How I live my faith

I served a 2-year full-time mission for the Church in England starting when I was 19 years old. I have also been involved with teaching teenage boys, working with local missionaries, teaching Sunday school, taking care of very young children during Church meetings, and many other jobs. I try to be an example of the believers when I am at home and at work, and in everything I do.

Are Mormons Christians?

I consider myself a Christian. I define a Christian as a person who believes that Jesus Christ is the Son of God and the Savior of the world. A Christian is someone who centers their faith on Christ, who worships him and looks to him for salvation, believing that no other person or thing can save them. This is what we believe, and exactly what our scriptures teach. Some people try to say that Mormons are not Christians, and I don't understand this. In order to claim that Mormons are not Christians, you have to employ a meaningless definition of "Christianity." Show more Show less

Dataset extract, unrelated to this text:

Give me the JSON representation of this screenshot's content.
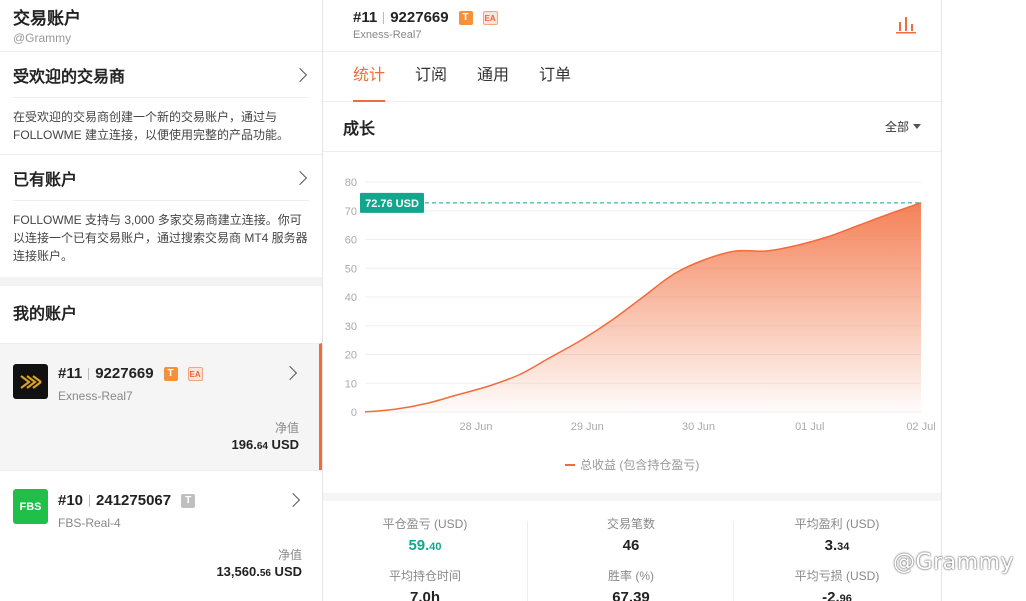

Do Mormons worship Joseph Smith?

No. "Worship" is reserved for members of the Godhead: Heavenly Father, Jesus Christ, and the Holy Ghost. Worship means giving absolute devotion, adoration, and submission to someone, and only God is worthy of receiving true worship. God said "Thou shalt have no other gods before me. (Exodus 20:3)" So what do we think about Joseph Smith? He was a mortal man called by God to serve as a prophet, and he was a great prophet. We love Joseph Smith, we study his teachings, and we are grateful for the work he did. But we do not worship him any more than we worship Moses, Elijah, Isaiah, Peter, or any other prophet. We worship God. Show more Show less